Sneaking joints instead of candy, the crowd of twentysomethings danced around with abandon, not noticing when mops of hair scratched their neighbors and certainly not hesitating to gyrate right in front of one another to get to the middle of the action.
The ten-member band started the set with “Up From Below,” the title track of their 2009 debut album, and continued with “Janglin.” Jade Castrinos, who shares lead vocal duties with Ebert, serenaded a woman and her baby on stage, explaining it was a song for kids.
Throughout the night, Edward Sharpe played most of Up From Below, plus a couple of new tunes. One of them sounded like a warmer, free-spirited Sigur Ros, reeling with primal percussion and repetitive vocals that recalled a tribal chant.
“Desert Song,” a number that sounds eerie and ominous on record, breathed with vibrancy in the live setting. Ebert jumped around while his nine bandmates pumped seemingly endless energy into their instruments.

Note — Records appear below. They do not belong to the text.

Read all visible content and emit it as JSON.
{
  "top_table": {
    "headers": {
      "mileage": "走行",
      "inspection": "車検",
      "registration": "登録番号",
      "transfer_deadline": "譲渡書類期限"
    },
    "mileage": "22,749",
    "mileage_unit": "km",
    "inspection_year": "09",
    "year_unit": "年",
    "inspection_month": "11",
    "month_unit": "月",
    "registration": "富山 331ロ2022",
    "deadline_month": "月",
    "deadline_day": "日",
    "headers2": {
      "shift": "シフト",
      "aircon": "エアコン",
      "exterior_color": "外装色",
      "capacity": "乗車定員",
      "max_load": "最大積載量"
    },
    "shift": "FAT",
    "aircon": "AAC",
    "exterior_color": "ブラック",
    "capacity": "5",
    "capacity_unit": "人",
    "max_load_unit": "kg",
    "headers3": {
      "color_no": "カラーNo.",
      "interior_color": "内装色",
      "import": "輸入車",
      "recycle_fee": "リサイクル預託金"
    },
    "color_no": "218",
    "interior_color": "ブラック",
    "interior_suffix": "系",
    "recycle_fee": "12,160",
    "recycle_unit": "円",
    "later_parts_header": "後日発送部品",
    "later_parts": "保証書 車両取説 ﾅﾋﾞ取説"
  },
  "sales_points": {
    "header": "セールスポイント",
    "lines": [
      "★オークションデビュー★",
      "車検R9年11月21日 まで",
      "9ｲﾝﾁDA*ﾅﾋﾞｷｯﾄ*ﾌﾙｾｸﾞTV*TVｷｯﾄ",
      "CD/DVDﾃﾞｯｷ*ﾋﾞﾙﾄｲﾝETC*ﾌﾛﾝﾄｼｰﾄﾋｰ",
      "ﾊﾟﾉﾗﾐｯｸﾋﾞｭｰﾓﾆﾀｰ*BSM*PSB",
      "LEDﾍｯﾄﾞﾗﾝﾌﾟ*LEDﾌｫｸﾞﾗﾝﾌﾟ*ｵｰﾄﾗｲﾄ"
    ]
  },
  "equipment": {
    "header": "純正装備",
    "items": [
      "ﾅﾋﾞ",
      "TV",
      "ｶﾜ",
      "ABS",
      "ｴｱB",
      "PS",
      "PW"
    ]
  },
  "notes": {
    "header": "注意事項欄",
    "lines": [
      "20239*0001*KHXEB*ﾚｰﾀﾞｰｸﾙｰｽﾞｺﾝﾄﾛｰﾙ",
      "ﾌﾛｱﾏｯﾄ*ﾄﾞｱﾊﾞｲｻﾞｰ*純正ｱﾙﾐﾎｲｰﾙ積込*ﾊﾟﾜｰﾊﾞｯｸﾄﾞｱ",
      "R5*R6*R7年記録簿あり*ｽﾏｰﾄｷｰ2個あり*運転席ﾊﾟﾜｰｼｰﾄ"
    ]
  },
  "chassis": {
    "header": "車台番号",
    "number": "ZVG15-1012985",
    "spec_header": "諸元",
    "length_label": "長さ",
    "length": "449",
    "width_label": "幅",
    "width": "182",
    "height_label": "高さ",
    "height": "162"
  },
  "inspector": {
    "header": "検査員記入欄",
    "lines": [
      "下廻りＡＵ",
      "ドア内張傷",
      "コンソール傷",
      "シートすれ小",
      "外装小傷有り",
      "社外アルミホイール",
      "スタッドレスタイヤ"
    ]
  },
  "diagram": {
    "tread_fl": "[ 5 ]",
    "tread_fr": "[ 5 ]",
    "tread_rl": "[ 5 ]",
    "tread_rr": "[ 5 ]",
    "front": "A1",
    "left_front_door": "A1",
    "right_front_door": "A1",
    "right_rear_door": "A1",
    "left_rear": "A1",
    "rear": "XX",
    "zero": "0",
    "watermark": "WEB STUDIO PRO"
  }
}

When the L.A.-based band closed with “Home,” the crowd exploded with joy, jumping up, clapping manically, and shouting with glee as Stewart Cole blasted a trumpet solo worthy of a king’s entrance.
But last night there was no king. There was a village, and ten very talented song leaders.
For the last song, Jade brought the baby back on stage, holding her on her hip as she crooned “Home is wherever I’m with you.” And in that moment, that’s where we all were. We were home. -—Danielle Sills